Grapefruits should be picked at their peak of ripeness because they do not ripen or improve in quality after being picked, unlike some other fruits. Grapefruits should be stored at room temperature, away from direct sunlight. Choose a grapefruit that is heavy for its size and has a little spring when squeezed.
While it’s sometimes hard to find good quality fruits and vegetables in the winter, it is the perfect time to buy citrus. Winter is the peak season for grapefruit, oranges and other citrus fruits.
Add some grapefruit slices to your salad at lunch or dinner. Compliment the oranges with walnuts or pecans, vegan cheese and a light balsamic or citrus vinaigrette dressing.

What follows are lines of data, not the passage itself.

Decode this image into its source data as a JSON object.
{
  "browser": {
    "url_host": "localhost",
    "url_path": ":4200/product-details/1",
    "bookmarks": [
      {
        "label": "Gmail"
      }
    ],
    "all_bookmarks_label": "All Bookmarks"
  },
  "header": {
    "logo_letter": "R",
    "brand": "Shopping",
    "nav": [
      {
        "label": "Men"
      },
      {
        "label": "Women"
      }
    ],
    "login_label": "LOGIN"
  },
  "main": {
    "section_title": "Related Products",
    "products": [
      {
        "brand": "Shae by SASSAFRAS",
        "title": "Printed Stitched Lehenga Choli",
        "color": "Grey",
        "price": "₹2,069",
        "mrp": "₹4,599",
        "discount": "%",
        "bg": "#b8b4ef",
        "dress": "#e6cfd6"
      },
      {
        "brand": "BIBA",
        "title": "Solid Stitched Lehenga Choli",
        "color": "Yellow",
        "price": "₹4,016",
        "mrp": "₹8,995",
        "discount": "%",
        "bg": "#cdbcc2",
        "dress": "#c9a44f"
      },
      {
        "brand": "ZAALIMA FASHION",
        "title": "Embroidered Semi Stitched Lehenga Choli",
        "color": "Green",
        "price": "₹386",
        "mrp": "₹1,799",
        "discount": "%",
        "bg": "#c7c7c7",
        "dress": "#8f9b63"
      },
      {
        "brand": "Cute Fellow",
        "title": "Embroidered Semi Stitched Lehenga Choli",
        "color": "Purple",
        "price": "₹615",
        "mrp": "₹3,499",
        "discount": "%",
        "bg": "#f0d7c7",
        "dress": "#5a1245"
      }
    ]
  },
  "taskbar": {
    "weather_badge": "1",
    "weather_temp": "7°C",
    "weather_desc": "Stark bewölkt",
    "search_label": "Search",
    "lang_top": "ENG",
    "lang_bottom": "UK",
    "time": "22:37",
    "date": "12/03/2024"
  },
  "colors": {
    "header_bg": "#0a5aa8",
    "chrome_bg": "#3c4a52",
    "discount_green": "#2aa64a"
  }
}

Keep a bowl on the kitchen table or counter stocked with fresh fruit from the season. Seeing the fruits readily available will likely cause you to choose them as a snack more often than raiding the cupboards for a less healthy snack.
Make a fruit salad with strawberries, pineapple, sliced grapefruit, mandarin oranges and grapes.
Make your own juice! Nothing tastes better than freshly squeezed fruit juice . When you make your own, you can be sure there are no added preservatives or sweeteners.
Grapefruit intake should be avoided when taking certain medications, because of its enzyme binding ability. This means the medication can pass from your gut to your bloodstream easier and faster than normal. In many cases, these higher levels can be dangerous. Statin drugs, calcium channel blockers and psychiatric drugs are some of the most-common medications that interact with grapefruit. Ideally you don’t want to be taking drugs – taking drugs becomes uncommon when you go vegan as your health improves naturally.
Also take caution when consuming grapefruit if you have a current kidney condition. Too much potassium can be harmful to those whose kidneys are not fully functional. If your kidneys are unable to remove excess potassium from the blood, it could be fatal.
Those with gastro-esophageal reflux disease (GERD) may experience an increase in symptoms such as heartburn and regurgitation when consuming highly acidic foods such as citrus fruit, however individual reactions vary.
Keep in mind that a vegan diet is the total diet or overall eating pattern that is most important in disease prevention and achieving good health. Eat a variety rather than focus on individual foods as the key to good health.
Grapefruit prevents kidney cysts from forming.
It is common knowledge that eating food that is high in unhealthy fat (all animal products and bi-products) leads to weight gain and other health issues. Grapefruit lowers blood glucose levels and improves insulin tolerance but does not cure conditions acquired when you persist on a nonvegan diet.
Bottom line – to stop the violence against others including yourself, to become and stay healthy, you go vegan.